Beyond just a day of celebration, how can we continue honoring and celebrating our fathers everyday, even when it’s hard to?
Last weekend, Trinitarians celebrated Father’s Day. Fathers were treated to a live original song performed by DiscoverLand children, as well as gifts and cards presented by IGNYTE ministry.
Lead Pastor Gerald Tan exhorted fathers, affirming their headships over their families and positions of godly influence.
As the weekend of vibrant celebrations came to a close, it got me thinking about what it really means to celebrate Father’s Day. God commanded us to honor our parents in Exodus 20:12. It’s easy to honor someone who openly loves you, but what if your father is difficult to love?
“Honor your father and your mother, that your days may be long in the land that the Lord your God is giving you.” Exodus 20:12
In recent years, my relationship with my father has not been the best. Instead of ministering godly values, his unpredictable temper outbursts have left me with tears.
A revelation came this year after one of my father’s outbursts. After asking him an innocent “why” question, he unexpectedly exploded with anger and accused me of always questioning him, as well as bringing up my past mistakes that were unrelated to what we were talking about. I was so angry and hurt that I did not speak to him for a week after that and kept asking God,“Are you seeing this God? How am I supposed to honor and love such a father?”
While I expected God to affirm me and tell me the incident wasn’t my fault, Colossians 3:12 kept appearing over and over in my times of prayer.
"Therefore, as God’s chosen people, holy and dearly loved, clothe yourselves with compassion, kindness, humility, gentleness and patience." Colossians 3:12
I was baffled. Surely God meant that my father should be the one clothing himself in kindness and patience? Ironically, it was precisely this line of thinking which made me realise that I had elevated myself into thinking I was morally and spiritually above my earthly father.
God then reminded me that Jesus first clothed Himself in humility, lowering himself to die for our sins, even while we are still sinful and didn’t deserve it, and Jesus died for ALL, my father included.
God also reminded me that He would not put us through anything that Jesus did not do Himself - including honoring our parents.
All fathers, like any human, are imperfect and may fall short of expectations. And just as God extended grace to all of us, I also had to learn how to extend grace to my earthly father.
What Honor May Look Like
One practical way to honor our parents, and particularly our fathers, is by obeying them. By submitting to our fathers, we are also honoring God’s appointment upon fathers to be heads of their households, as well as following Jesus’ example of willingly submitting to His Heavenly Father’s will.
I think a general rule of thumb to obedience is that so long as our parents’ wishes would not cause us to disobey God, we should try to obey them as much as possible.
Honouring God's appointment upon fathers to be heads of their households.
Another way to honor our fathers is to respect them despite their imperfections. This can come in the thoughts of and views we have towards them. We need to recognise their intentions even if we may not completely understand them.

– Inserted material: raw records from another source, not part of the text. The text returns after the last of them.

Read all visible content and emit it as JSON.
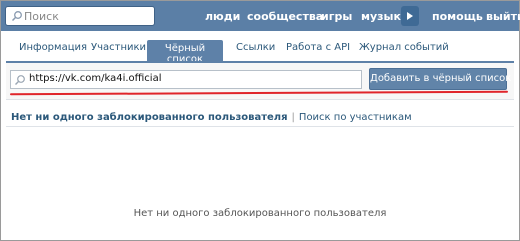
{
  "header": {
    "search_placeholder": "Поиск",
    "nav": [
      "люди",
      "сообщества",
      "игры",
      "музыка",
      "помощь",
      "выйти"
    ]
  },
  "tabs": [
    "Информация",
    "Участники",
    "Чёрный список",
    "Ссылки",
    "Работа с API",
    "Журнал событий"
  ],
  "blacklist": {
    "url_value": "https://vk.com/ka4i.official",
    "add_button": "Добавить в чёрный список"
  },
  "subheader": {
    "title": "Нет ни одного заблокированного пользователя",
    "separator": "|",
    "link": "Поиск по участникам"
  },
  "empty_message": "Нет ни одного заблокированного пользователя",
  "colors": {
    "header": "#5b7fa6",
    "accent": "#5e81a8",
    "highlight": "#e0252b"
  }
}
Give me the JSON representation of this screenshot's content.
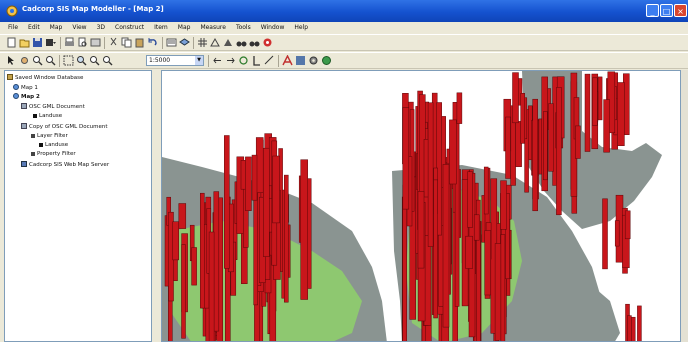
{
  "window": {
    "title": "Cadcorp SIS Map Modeller - [Map 2]"
  },
  "menu": [
    "File",
    "Edit",
    "Map",
    "View",
    "3D",
    "Construct",
    "Item",
    "Map",
    "Measure",
    "Tools",
    "Window",
    "Help"
  ],
  "toolbar": {
    "scale_value": "1:5000"
  },
  "tree": {
    "root": "Saved Window Database",
    "map1": "Map 1",
    "map2": "Map 2",
    "item1": "OSC GML Document",
    "item1a": "Landuse",
    "item2": "Copy of OSC GML Document",
    "item2a": "Layer Filter",
    "item2b": "Landuse",
    "item2c": "Property Filter",
    "item3": "Cadcorp SIS Web Map Server"
  },
  "colors": {
    "water": "#ffffff",
    "land": "#8a9491",
    "green_space": "#8ec870",
    "buildings": "#c8161b",
    "building_edge": "#5a0608",
    "titlebar": "#1552cf"
  }
}
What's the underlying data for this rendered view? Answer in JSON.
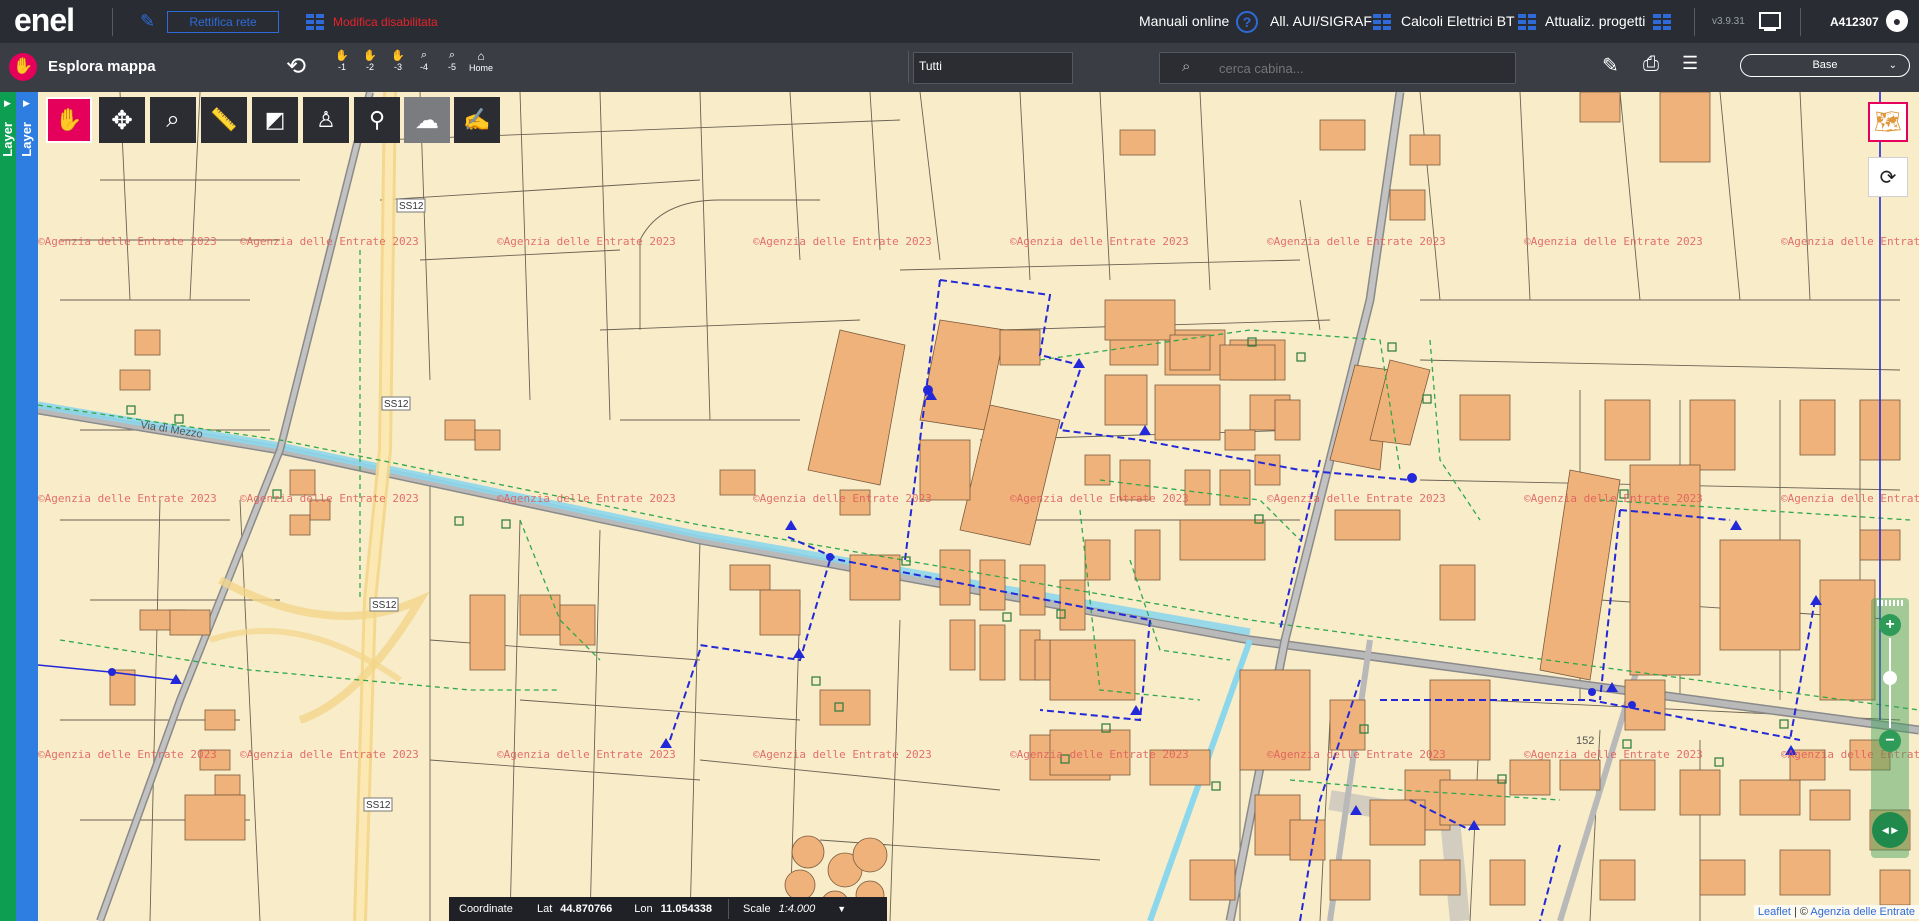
{
  "header": {
    "logo": "enel",
    "rettifica_label": "Rettifica rete",
    "modifica_label": "Modifica disabilitata",
    "links": [
      "Manuali online",
      "All. AUI/SIGRAF",
      "Calcoli Elettrici BT",
      "Attualiz. progetti"
    ],
    "version": "v3.9.31",
    "user": "A412307"
  },
  "toolbar": {
    "title": "Esplora mappa",
    "zoom_buttons": [
      "-1",
      "-2",
      "-3",
      "-4",
      "-5",
      "Home"
    ],
    "filter_value": "Tutti",
    "search_placeholder": "cerca cabina...",
    "base_label": "Base"
  },
  "sidebar": {
    "label_a": "Layer",
    "label_b": "Layer"
  },
  "map": {
    "watermark": "©Agenzia delle Entrate 2023",
    "road_labels": [
      "SS12",
      "SS12",
      "SS12",
      "SS12",
      "Via di Mezzo",
      "152"
    ]
  },
  "coordinates": {
    "label": "Coordinate",
    "lat_label": "Lat",
    "lat": "44.870766",
    "lon_label": "Lon",
    "lon": "11.054338",
    "scale_label": "Scale",
    "scale": "1:4.000"
  },
  "attribution": {
    "leaflet": "Leaflet",
    "sep": "| ©",
    "source": "Agenzia delle Entrate"
  },
  "colors": {
    "accent": "#e5005b",
    "brand_blue": "#2e6bd8",
    "map_bg": "#f8ecc9",
    "building": "#efb27a"
  }
}
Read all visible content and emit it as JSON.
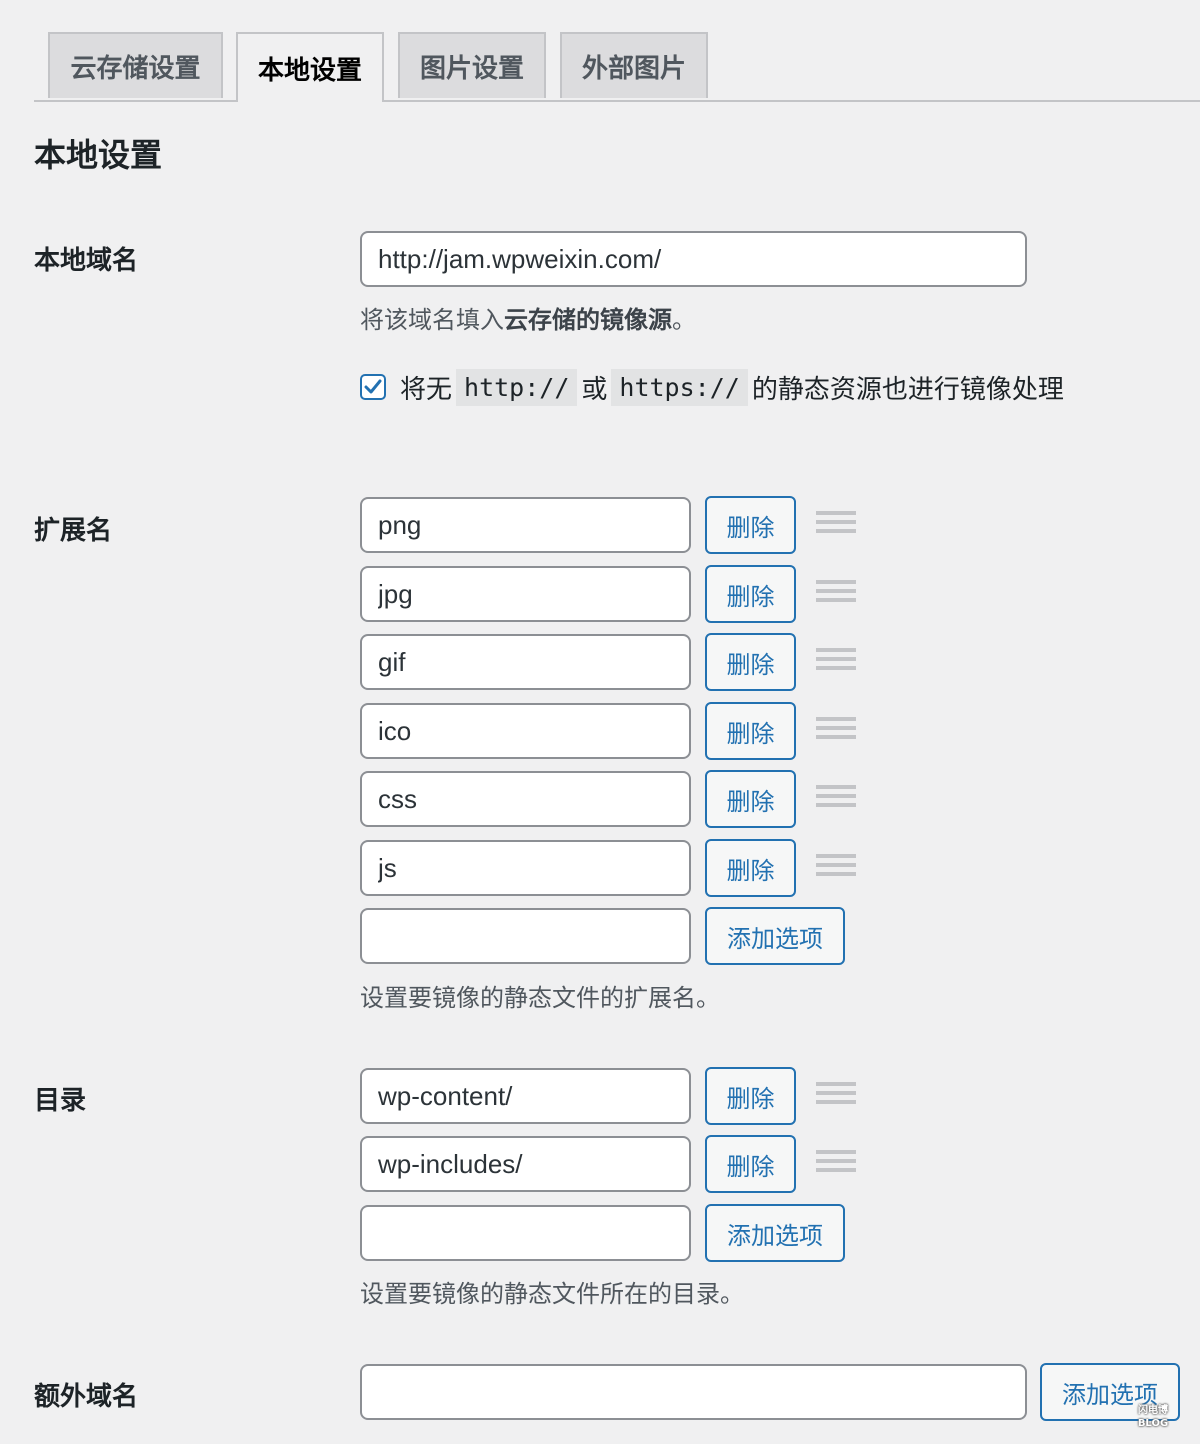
{
  "tabs": [
    {
      "label": "云存储设置",
      "active": false
    },
    {
      "label": "本地设置",
      "active": true
    },
    {
      "label": "图片设置",
      "active": false
    },
    {
      "label": "外部图片",
      "active": false
    }
  ],
  "section_title": "本地设置",
  "local_domain": {
    "label": "本地域名",
    "value": "http://jam.wpweixin.com/",
    "description_prefix": "将该域名填入",
    "description_emphasis": "云存储的镜像源",
    "description_suffix": "。",
    "checkbox": {
      "checked": true,
      "text_before": "将无",
      "code_1": "http://",
      "text_mid": "或",
      "code_2": "https://",
      "text_after": "的静态资源也进行镜像处理"
    }
  },
  "extensions": {
    "label": "扩展名",
    "items": [
      "png",
      "jpg",
      "gif",
      "ico",
      "css",
      "js"
    ],
    "new_value": "",
    "delete_label": "删除",
    "add_label": "添加选项",
    "description": "设置要镜像的静态文件的扩展名。"
  },
  "directories": {
    "label": "目录",
    "items": [
      "wp-content/",
      "wp-includes/"
    ],
    "new_value": "",
    "delete_label": "删除",
    "add_label": "添加选项",
    "description": "设置要镜像的静态文件所在的目录。"
  },
  "extra_domains": {
    "label": "额外域名",
    "value": "",
    "add_label": "添加选项"
  },
  "watermark": {
    "line1": "闪电博",
    "line2": "BLOG"
  },
  "colors": {
    "background": "#f0f0f1",
    "accent": "#2271b1",
    "tab_inactive": "#dcdcde",
    "border": "#8c8f94"
  }
}
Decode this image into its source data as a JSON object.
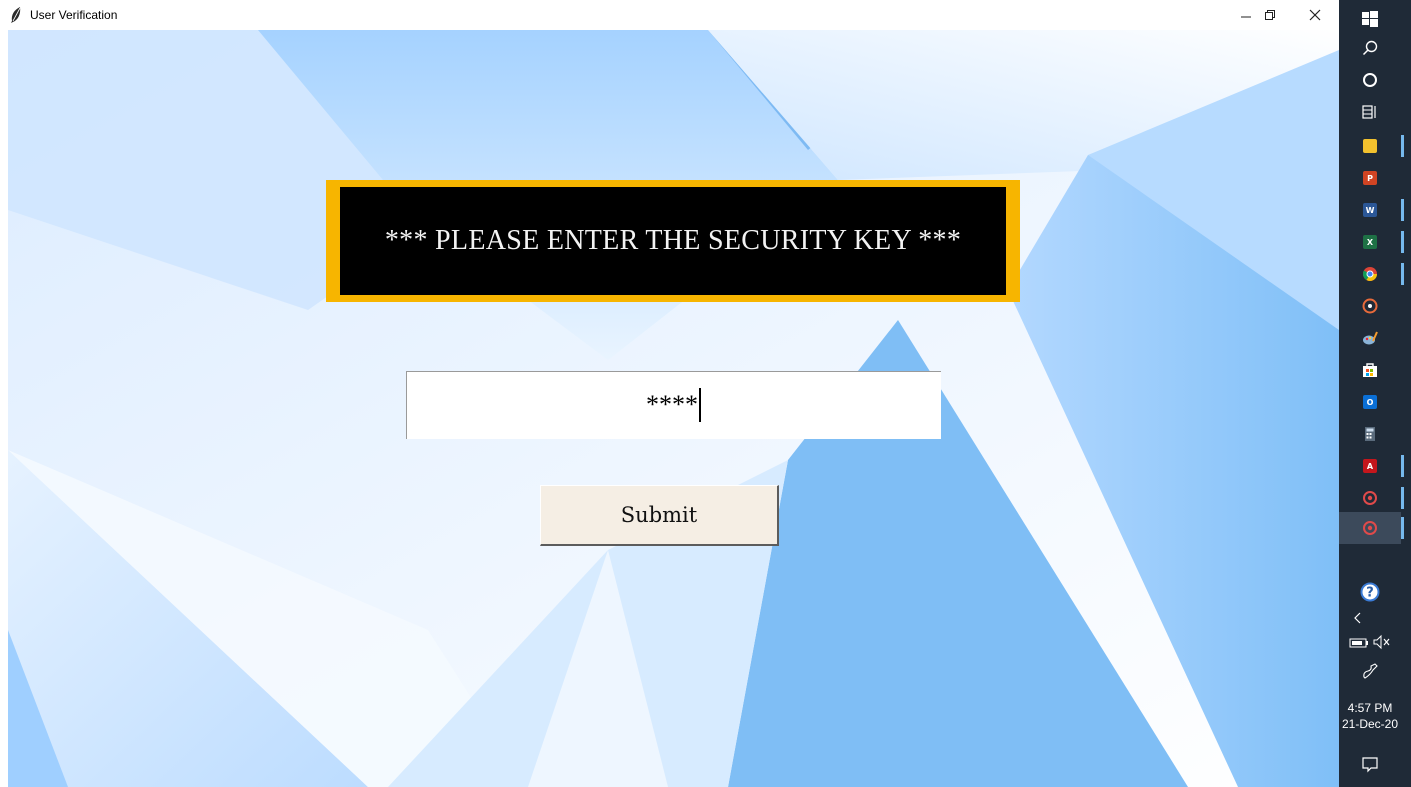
{
  "window": {
    "title": "User Verification"
  },
  "banner": {
    "text": "*** PLEASE ENTER THE SECURITY KEY ***"
  },
  "security_key": {
    "value": "****"
  },
  "submit": {
    "label": "Submit"
  },
  "taskbar": {
    "time": "4:57 PM",
    "date": "21-Dec-20",
    "pinned_apps": [
      "start-icon",
      "search-icon",
      "cortana-icon",
      "task-view-icon",
      "file-explorer-icon",
      "powerpoint-icon",
      "word-icon",
      "excel-icon",
      "chrome-icon",
      "media-icon",
      "paint-icon",
      "store-icon",
      "outlook-icon",
      "calculator-icon",
      "acrobat-icon",
      "app-icon",
      "app-icon"
    ],
    "tray": [
      "help-icon",
      "chevron-left-icon",
      "battery-icon",
      "volume-muted-icon",
      "pen-icon",
      "notifications-icon"
    ]
  },
  "colors": {
    "banner_border": "#f7b500",
    "banner_bg": "#000000",
    "button_bg": "#f5eee4",
    "taskbar_bg": "#1f2a37"
  }
}
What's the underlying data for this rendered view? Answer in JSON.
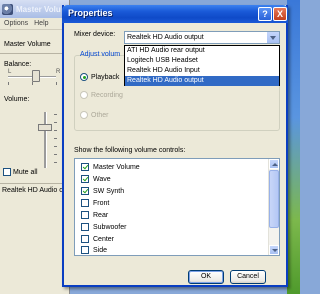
{
  "background_window": {
    "title": "Master Volu",
    "menu": [
      "Options",
      "Help"
    ],
    "device_name": "Master Volume",
    "balance_label": "Balance:",
    "balance_left": "L",
    "balance_right": "R",
    "volume_label": "Volume:",
    "mute_label": "Mute all",
    "status": "Realtek HD Audio out"
  },
  "dialog": {
    "title": "Properties",
    "help_glyph": "?",
    "close_glyph": "X",
    "mixer_device_label": "Mixer device:",
    "mixer_device_value": "Realtek HD Audio output",
    "dropdown_options": [
      "ATI HD Audio rear output",
      "Logitech USB Headset",
      "Realtek HD Audio Input",
      "Realtek HD Audio output"
    ],
    "adjust_volume_label": "Adjust volum",
    "radio_playback": "Playback",
    "radio_recording": "Recording",
    "radio_other": "Other",
    "show_controls_label": "Show the following volume controls:",
    "controls": [
      {
        "label": "Master Volume",
        "checked": true
      },
      {
        "label": "Wave",
        "checked": true
      },
      {
        "label": "SW Synth",
        "checked": true
      },
      {
        "label": "Front",
        "checked": false
      },
      {
        "label": "Rear",
        "checked": false
      },
      {
        "label": "Subwoofer",
        "checked": false
      },
      {
        "label": "Center",
        "checked": false
      },
      {
        "label": "Side",
        "checked": false
      }
    ],
    "ok_label": "OK",
    "cancel_label": "Cancel"
  }
}
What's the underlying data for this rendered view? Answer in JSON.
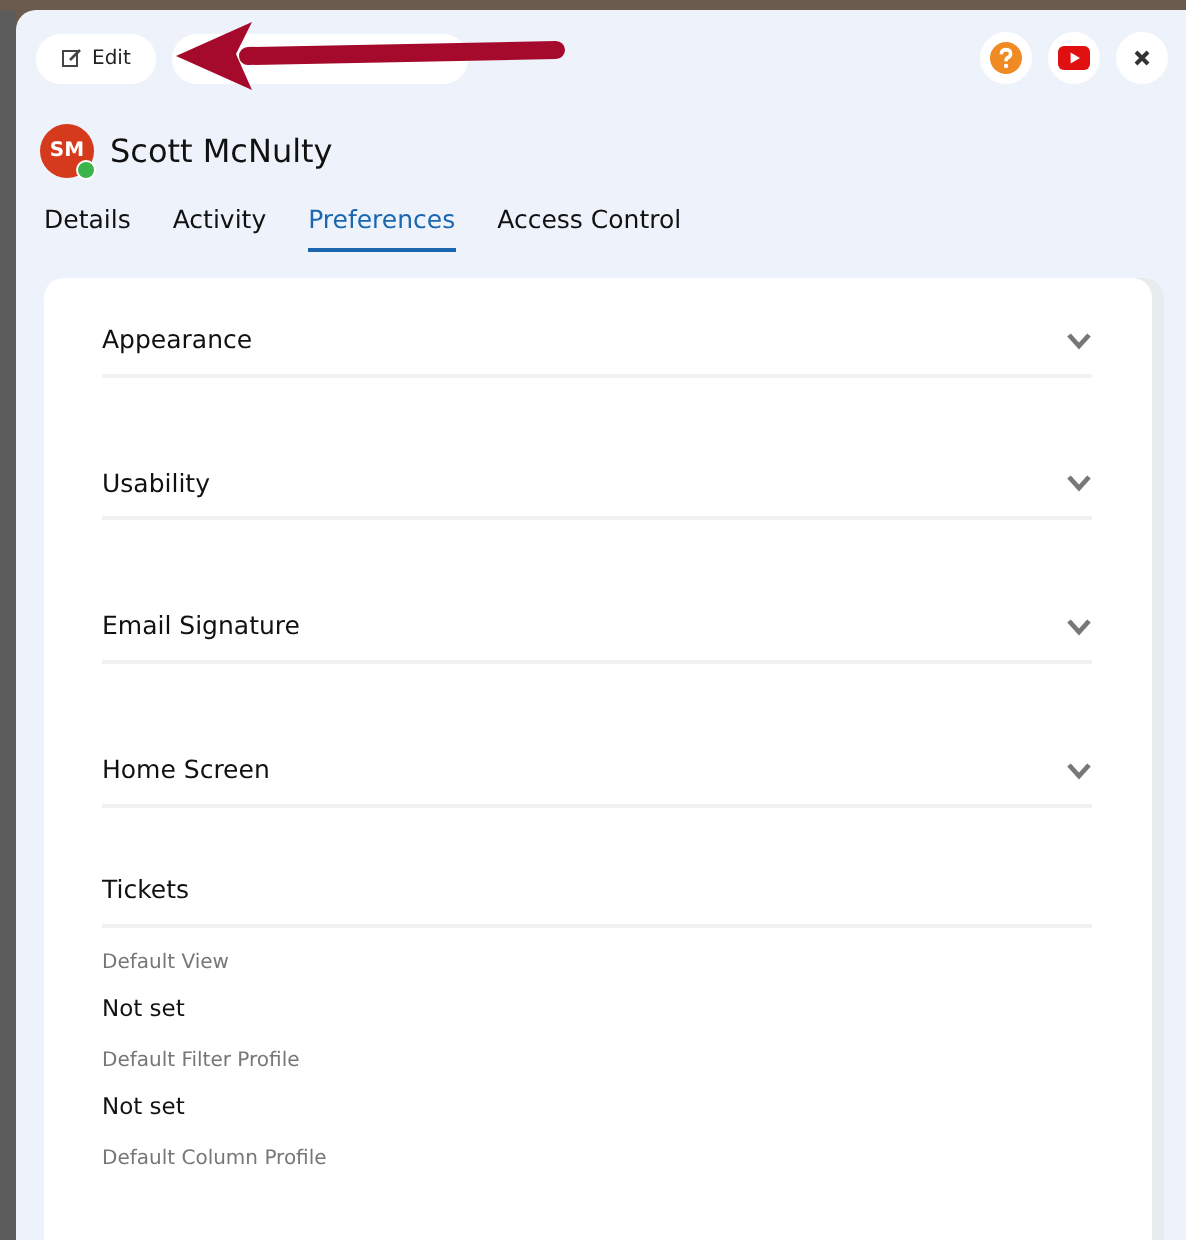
{
  "toolbar": {
    "edit_button": "Edit"
  },
  "user": {
    "initials": "SM",
    "name": "Scott McNulty",
    "online": true
  },
  "tabs": [
    {
      "label": "Details",
      "selected": false
    },
    {
      "label": "Activity",
      "selected": false
    },
    {
      "label": "Preferences",
      "selected": true
    },
    {
      "label": "Access Control",
      "selected": false
    }
  ],
  "sections": [
    {
      "kind": "accordion",
      "title": "Appearance",
      "expanded": false
    },
    {
      "kind": "accordion",
      "title": "Usability",
      "expanded": false
    },
    {
      "kind": "accordion",
      "title": "Email Signature",
      "expanded": false
    },
    {
      "kind": "accordion",
      "title": "Home Screen",
      "expanded": false
    },
    {
      "kind": "fields",
      "title": "Tickets",
      "fields": [
        {
          "label": "Default View",
          "value": "Not set"
        },
        {
          "label": "Default Filter Profile",
          "value": "Not set"
        },
        {
          "label": "Default Column Profile"
        }
      ]
    }
  ]
}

Perhaps some of our fathers are not expressive in their emotions or are “silent providers” with few words of love. I have come to accept and appreciate that one way my father expresses love is by asking me if I have enough money and providing for me.
One way my father expresses love is by asking me if I have enough money and providing for me.
Lastly, if you have been hurt by your father in the past, perhaps it’s time to consider extending the gift of forgiveness. Forgiveness is not about letting someone get away with the things that they have done, but it is an act of surrender to God, submitting all past hurts to Him so that His healing love can come upon us. I knew that God was definitely speaking to me when the next verse after Colossians 3:12 spoke of forgiveness.
"Bear with each other and forgive one another if any of you has a grievance against someone. Forgive as the Lord forgave you." Colossians 3:13
It (forgiveness) is an act of surrender to God... so that his healing love can come upon us.
God is our Ultimate Father
While our family circumstances may be different, one thing is for certain: we all have God the Father. In place of our fathers’ imperfections, God fills the gaps and loves us unconditionally. There is also a deep hope and consolation in looking forward to a future with God where He reconciles all things, including our imperfect relationships with our parents on earth
God fills the gaps and loves us unconditionally.
"In him we have redemption through his blood, the forgiveness of our trespasses, according to the riches of his grace, which he lavished upon us, in all wisdom and insight making known to us the mystery of his will, according to his purpose, which he set forth in Christ as a plan for the fullness of time, to unite all things in him, things in heaven and things on earth."
Until then, let us continue to run our own race, growing more in Christ-likeness. While Father’s Day may be over, let’s be mindful and intentional in celebrating our fathers every day through small care acts. Whether it’s spending time together having a meal or telling your father “I love you”, a little love goes a long way in building a wonderful relationship.
Reflect & Respond
Reflect on how your father loves you despite his imperfections.
What is a small act you can regularly do to express your love and gratitude for him?